OPINION: Karin Smyth MP on Early Years education in Bristol South

(Newspaper column as seen in the September 2019 edition of The Pigeon)

I’ve been a longtime supporter of Early Years education. Before I became an MP, I was a governor of a nursery school and my own children all benefited from the previous Labour government’s investment into Early Years education, so I appreciate first-hand how valuable it is. 

Nurseries and pre-schools have such an important role to play in communities – helping children get a good start in life and preparing them for school. Early years provision offers an important safety net for those children who may be at risk of falling behind from the off and is crucial for social mobility. Children’s Centres are central to this too. 

Decent and affordable early years education is even more important for families on low incomes. When early years education costs more than you earn, it’s no longer an option open to you. This is clear from the many conversations I’ve had with parents. 

Earlier this year, Matt Caldwell, Acting Headteacher of Illminster Avenue Nursery School, said: “Nurseries are social hubs and beacons in communities that have nothing else left in their locality, as service after service has been gutted by years of austerity…we give thousands of children in Bristol the best possible start in life.”  

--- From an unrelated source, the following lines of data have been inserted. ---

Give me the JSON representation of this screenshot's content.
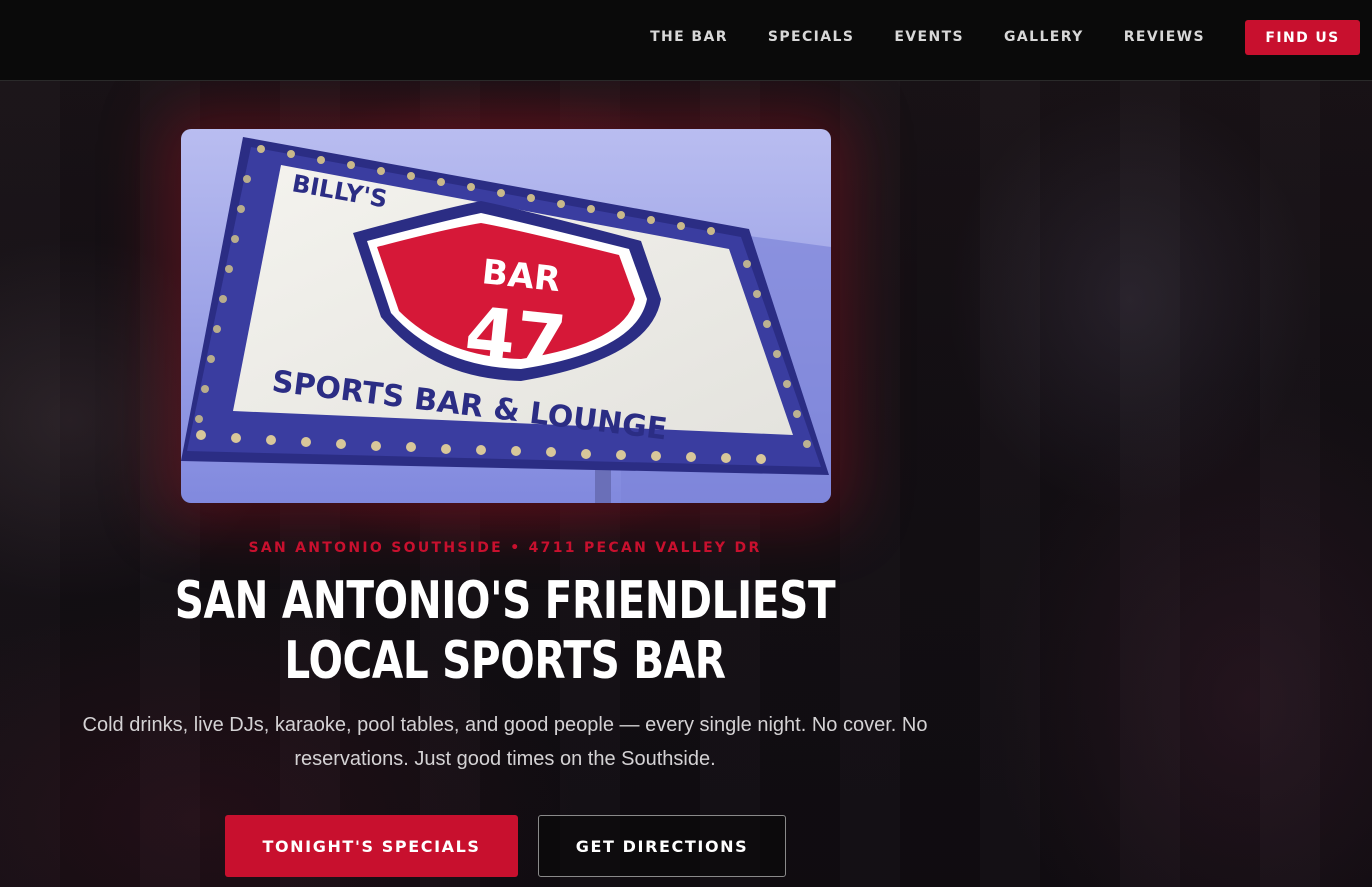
{
  "nav": {
    "links": [
      "THE BAR",
      "SPECIALS",
      "EVENTS",
      "GALLERY",
      "REVIEWS"
    ],
    "cta": "FIND US"
  },
  "hero": {
    "sign": {
      "top_text": "BILLY'S",
      "badge_word": "BAR",
      "badge_number": "47",
      "bottom_text": "SPORTS BAR & LOUNGE"
    },
    "kicker": "SAN ANTONIO SOUTHSIDE • 4711 PECAN VALLEY DR",
    "headline_line1": "SAN ANTONIO'S FRIENDLIEST",
    "headline_line2": "LOCAL SPORTS BAR",
    "subtext": "Cold drinks, live DJs, karaoke, pool tables, and good people — every single night. No cover. No reservations. Just good times on the Southside.",
    "primary_button": "TONIGHT'S SPECIALS",
    "secondary_button": "GET DIRECTIONS"
  },
  "colors": {
    "accent": "#c8102e",
    "nav_bg": "#0a0a0a",
    "page_bg": "#120d12",
    "sign_blue": "#2d2f8a",
    "sky": "#8f97e6"
  }
}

To view it as childcare alone is a mistake. Nurseries and pre-schools deliver a vital education function; they teach toddlers the basics – learning through play and socialising with other children.  

The government should be investing sufficiently in this area. 

It has offered working parents up to 30 hours of subsidised childcare a week. But my meetings with early years leaders across South Bristol have revealed a gulf between the increased running costs of accommodating this ‘subsidised’ offer and the amount the government actually contributes to this. 

Earlier this year, I met with the team at Windmill Hill City Farm’s nursery Windmill Hill City Farm’s nursery who explained that the government’s ‘funding’ falls short of what they need to run the nursery – by around £1 per child per hour. As a result, they have had to limit the number of subsidised places they offer to avoid running at a loss. This directly impacts parents who may struggle to secure a nursery place locally for their child/children. 

Once again, the government is pushing the financial burden of delivering services onto the service providers. We’ve seen this in other areas – with schools and healthcare. To claim the credit for supporting families without providing the funding to meet their commitments is not good enough.  

I’ve raised this in parliament in the past and I will continue to do so. I’d be interested to hear about your experiences of current early years education in Bristol South. Does it work for your family? You can contact me via the details below.